* TASK BRIEF: Leaving out the images, repeat all the lines below exactly.

* Records from a data source:
= = =
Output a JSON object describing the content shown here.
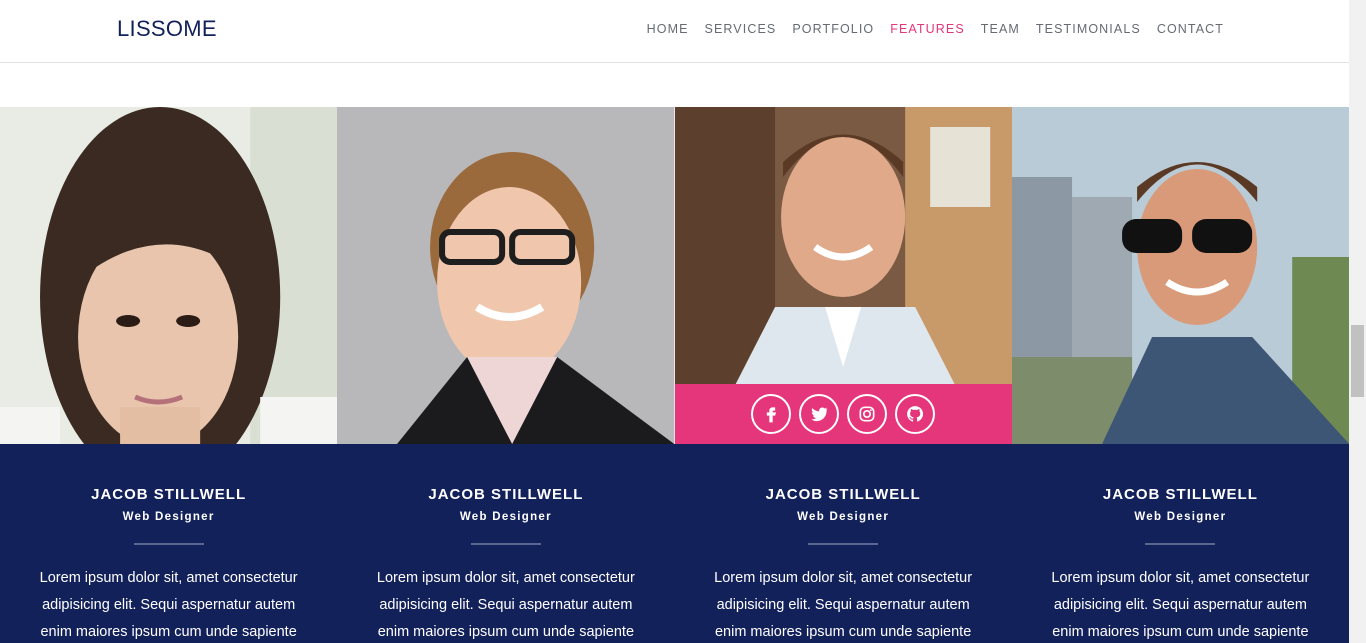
{
  "brand": "LISSOME",
  "nav": {
    "items": [
      "HOME",
      "SERVICES",
      "PORTFOLIO",
      "FEATURES",
      "TEAM",
      "TESTIMONIALS",
      "CONTACT"
    ],
    "active": "FEATURES"
  },
  "colors": {
    "navy": "#13215a",
    "accent": "#e5357b"
  },
  "team": [
    {
      "name": "JACOB STILLWELL",
      "role": "Web Designer",
      "bio": "Lorem ipsum dolor sit, amet consectetur adipisicing elit. Sequi aspernatur autem enim maiores ipsum cum unde sapiente"
    },
    {
      "name": "JACOB STILLWELL",
      "role": "Web Designer",
      "bio": "Lorem ipsum dolor sit, amet consectetur adipisicing elit. Sequi aspernatur autem enim maiores ipsum cum unde sapiente"
    },
    {
      "name": "JACOB STILLWELL",
      "role": "Web Designer",
      "bio": "Lorem ipsum dolor sit, amet consectetur adipisicing elit. Sequi aspernatur autem enim maiores ipsum cum unde sapiente"
    },
    {
      "name": "JACOB STILLWELL",
      "role": "Web Designer",
      "bio": "Lorem ipsum dolor sit, amet consectetur adipisicing elit. Sequi aspernatur autem enim maiores ipsum cum unde sapiente"
    }
  ],
  "social_icons": [
    "facebook-icon",
    "twitter-icon",
    "instagram-icon",
    "github-icon"
  ]
}
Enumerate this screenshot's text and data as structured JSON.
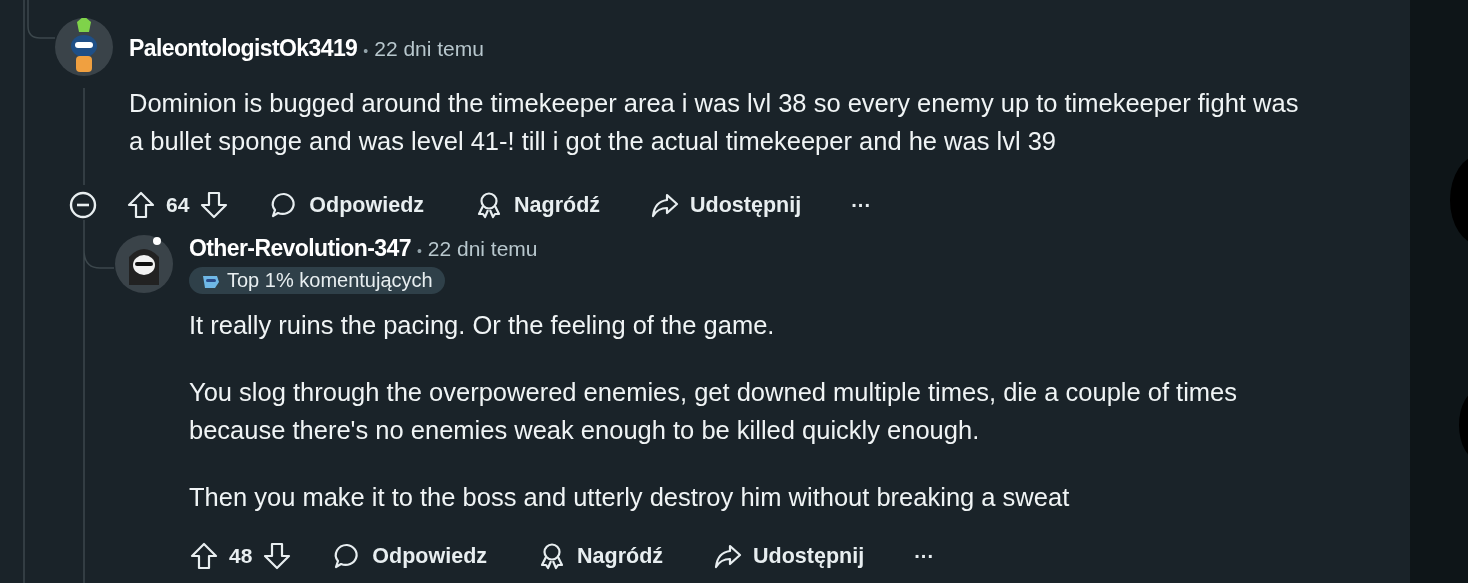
{
  "comments": [
    {
      "author": "PaleontologistOk3419",
      "time": "22 dni temu",
      "paragraphs": [
        "Dominion is bugged around the timekeeper area i was lvl 38 so every enemy up to timekeeper fight was\na bullet sponge and was level 41-! till i got the actual timekeeper and he was lvl 39"
      ],
      "score": "64",
      "actions": [
        "Odpowiedz",
        "Nagródź",
        "Udostępnij"
      ],
      "more": "···",
      "separator": "•",
      "replies": [
        {
          "author": "Other-Revolution-347",
          "time": "22 dni temu",
          "badge": "Top 1% komentujących",
          "paragraphs": [
            "It really ruins the pacing. Or the feeling of the game.",
            "You slog through the overpowered enemies, get downed multiple times, die a couple of times\nbecause there's no enemies weak enough to be killed quickly enough.",
            "Then you make it to the boss and utterly destroy him without breaking a sweat"
          ],
          "score": "48",
          "actions": [
            "Odpowiedz",
            "Nagródź",
            "Udostępnij"
          ],
          "more": "···",
          "separator": "•"
        }
      ]
    }
  ]
}
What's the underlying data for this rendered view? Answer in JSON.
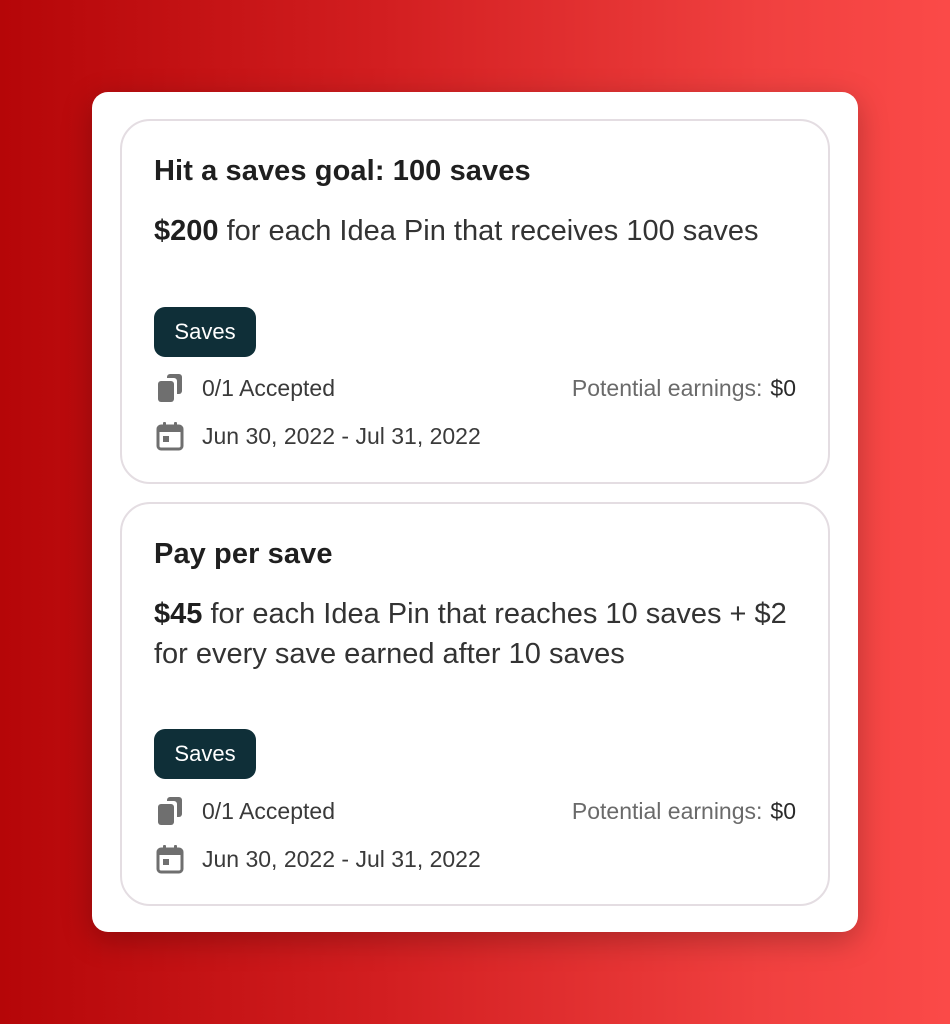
{
  "cards": [
    {
      "title": "Hit a saves goal: 100 saves",
      "amount": "$200",
      "description": " for each Idea Pin that receives 100 saves",
      "tag": "Saves",
      "accepted": "0/1 Accepted",
      "earnings_label": "Potential earnings:",
      "earnings_value": "$0",
      "date_range": "Jun 30, 2022 - Jul 31, 2022"
    },
    {
      "title": "Pay per save",
      "amount": "$45",
      "description": " for each Idea Pin that reaches 10 saves + $2 for every save earned after 10 saves",
      "tag": "Saves",
      "accepted": "0/1 Accepted",
      "earnings_label": "Potential earnings:",
      "earnings_value": "$0",
      "date_range": "Jun 30, 2022 - Jul 31, 2022"
    }
  ],
  "icons": {
    "accepted": "stacked-pins-icon",
    "date": "calendar-icon"
  },
  "colors": {
    "tag_background": "#0f2f38",
    "background_start": "#b50608",
    "background_end": "#fb4a48"
  }
}
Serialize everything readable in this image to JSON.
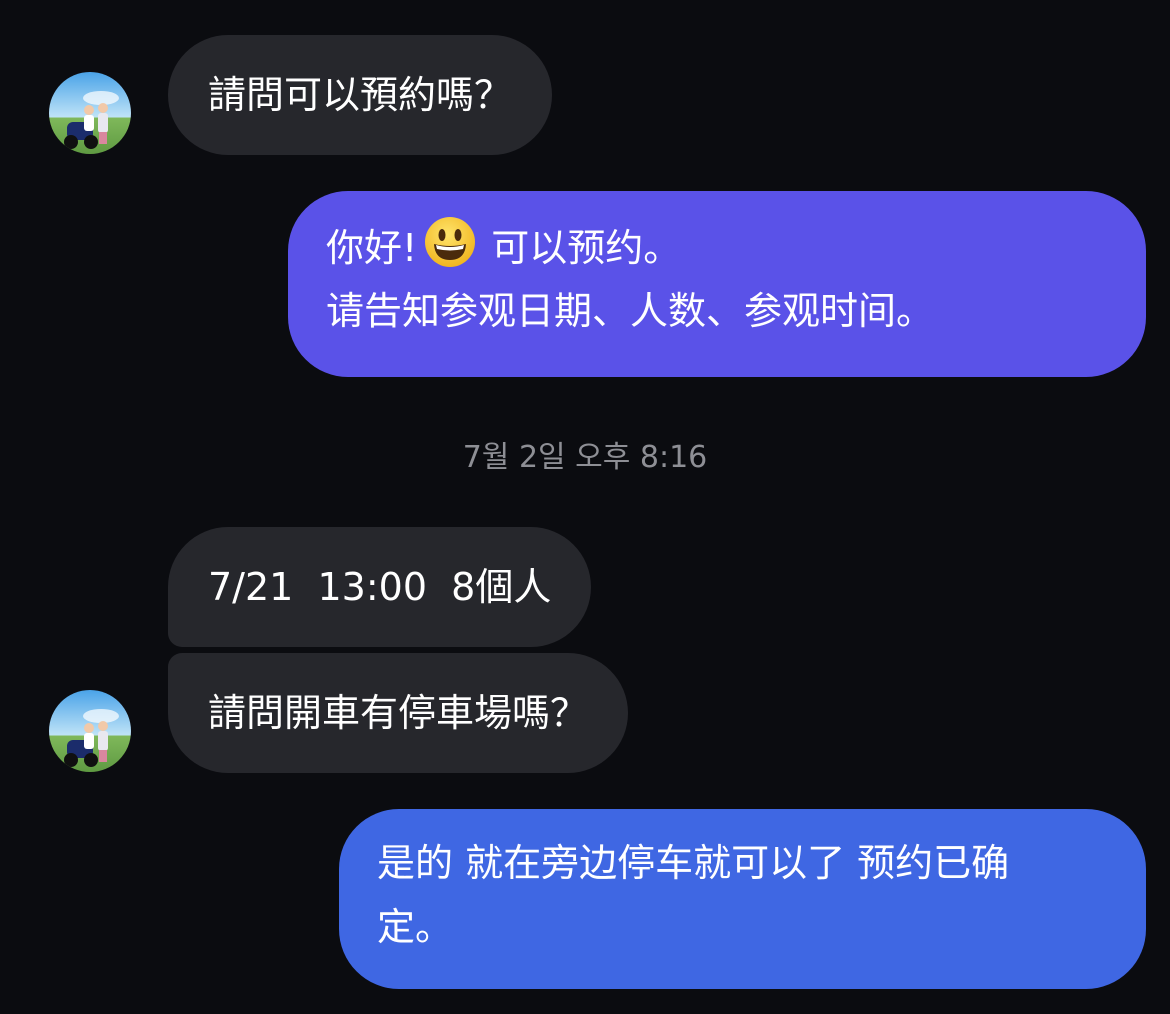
{
  "messages": {
    "m1": {
      "text": "請問可以預約嗎？"
    },
    "m2": {
      "line1": "你好!",
      "emoji": "grinning-face",
      "line1_rest": "可以预约。",
      "line2": "请告知参观日期、人数、参观时间。"
    },
    "timestamp": "7월 2일 오후 8:16",
    "m3": {
      "text": "7/21  13:00  8個人"
    },
    "m4": {
      "text": "請問開車有停車場嗎？"
    },
    "m5": {
      "line1": "是的 就在旁边停车就可以了 预约已确",
      "line2": "定。"
    }
  },
  "colors": {
    "background": "#0b0c10",
    "incoming_bubble": "#26272c",
    "outgoing_top": "#5a52e8",
    "outgoing_bottom": "#3f67e3",
    "timestamp": "#8e8f95"
  }
}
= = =
* OUTPUT FOR THIS EXERCISE:
Output a JSON object describing the content shown here.
{
  "brand": "LISSOME",
  "nav": {
    "items": [
      "HOME",
      "SERVICES",
      "PORTFOLIO",
      "FEATURES",
      "TEAM",
      "TESTIMONIALS",
      "CONTACT"
    ],
    "active": "FEATURES"
  },
  "colors": {
    "navy": "#13215a",
    "accent": "#e5357b"
  },
  "team": [
    {
      "name": "JACOB STILLWELL",
      "role": "Web Designer",
      "bio": "Lorem ipsum dolor sit, amet consectetur adipisicing elit. Sequi aspernatur autem enim maiores ipsum cum unde sapiente"
    },
    {
      "name": "JACOB STILLWELL",
      "role": "Web Designer",
      "bio": "Lorem ipsum dolor sit, amet consectetur adipisicing elit. Sequi aspernatur autem enim maiores ipsum cum unde sapiente"
    },
    {
      "name": "JACOB STILLWELL",
      "role": "Web Designer",
      "bio": "Lorem ipsum dolor sit, amet consectetur adipisicing elit. Sequi aspernatur autem enim maiores ipsum cum unde sapiente"
    },
    {
      "name": "JACOB STILLWELL",
      "role": "Web Designer",
      "bio": "Lorem ipsum dolor sit, amet consectetur adipisicing elit. Sequi aspernatur autem enim maiores ipsum cum unde sapiente"
    }
  ],
  "social_icons": [
    "facebook-icon",
    "twitter-icon",
    "instagram-icon",
    "github-icon"
  ]
}
Enumerate this screenshot's text and data as structured JSON.
{
  "comments": [
    {
      "author": "PaleontologistOk3419",
      "time": "22 dni temu",
      "paragraphs": [
        "Dominion is bugged around the timekeeper area i was lvl 38 so every enemy up to timekeeper fight was\na bullet sponge and was level 41-! till i got the actual timekeeper and he was lvl 39"
      ],
      "score": "64",
      "actions": [
        "Odpowiedz",
        "Nagródź",
        "Udostępnij"
      ],
      "more": "···",
      "separator": "•",
      "replies": [
        {
          "author": "Other-Revolution-347",
          "time": "22 dni temu",
          "badge": "Top 1% komentujących",
          "paragraphs": [
            "It really ruins the pacing. Or the feeling of the game.",
            "You slog through the overpowered enemies, get downed multiple times, die a couple of times\nbecause there's no enemies weak enough to be killed quickly enough.",
            "Then you make it to the boss and utterly destroy him without breaking a sweat"
          ],
          "score": "48",
          "actions": [
            "Odpowiedz",
            "Nagródź",
            "Udostępnij"
          ],
          "more": "···",
          "separator": "•"
        }
      ]
    }
  ]
}
What's the underlying data for this rendered view? Answer in JSON.
{
  "cards": [
    {
      "title": "Hit a saves goal: 100 saves",
      "amount": "$200",
      "description": " for each Idea Pin that receives 100 saves",
      "tag": "Saves",
      "accepted": "0/1 Accepted",
      "earnings_label": "Potential earnings:",
      "earnings_value": "$0",
      "date_range": "Jun 30, 2022 - Jul 31, 2022"
    },
    {
      "title": "Pay per save",
      "amount": "$45",
      "description": " for each Idea Pin that reaches 10 saves + $2 for every save earned after 10 saves",
      "tag": "Saves",
      "accepted": "0/1 Accepted",
      "earnings_label": "Potential earnings:",
      "earnings_value": "$0",
      "date_range": "Jun 30, 2022 - Jul 31, 2022"
    }
  ],
  "icons": {
    "accepted": "stacked-pins-icon",
    "date": "calendar-icon"
  },
  "colors": {
    "tag_background": "#0f2f38",
    "background_start": "#b50608",
    "background_end": "#fb4a48"
  }
}
Serialize everything readable in this image to JSON.
{
  "messages": {
    "m1": {
      "text": "請問可以預約嗎？"
    },
    "m2": {
      "line1": "你好!",
      "emoji": "grinning-face",
      "line1_rest": "可以预约。",
      "line2": "请告知参观日期、人数、参观时间。"
    },
    "timestamp": "7월 2일 오후 8:16",
    "m3": {
      "text": "7/21  13:00  8個人"
    },
    "m4": {
      "text": "請問開車有停車場嗎？"
    },
    "m5": {
      "line1": "是的 就在旁边停车就可以了 预约已确",
      "line2": "定。"
    }
  },
  "colors": {
    "background": "#0b0c10",
    "incoming_bubble": "#26272c",
    "outgoing_top": "#5a52e8",
    "outgoing_bottom": "#3f67e3",
    "timestamp": "#8e8f95"
  }
}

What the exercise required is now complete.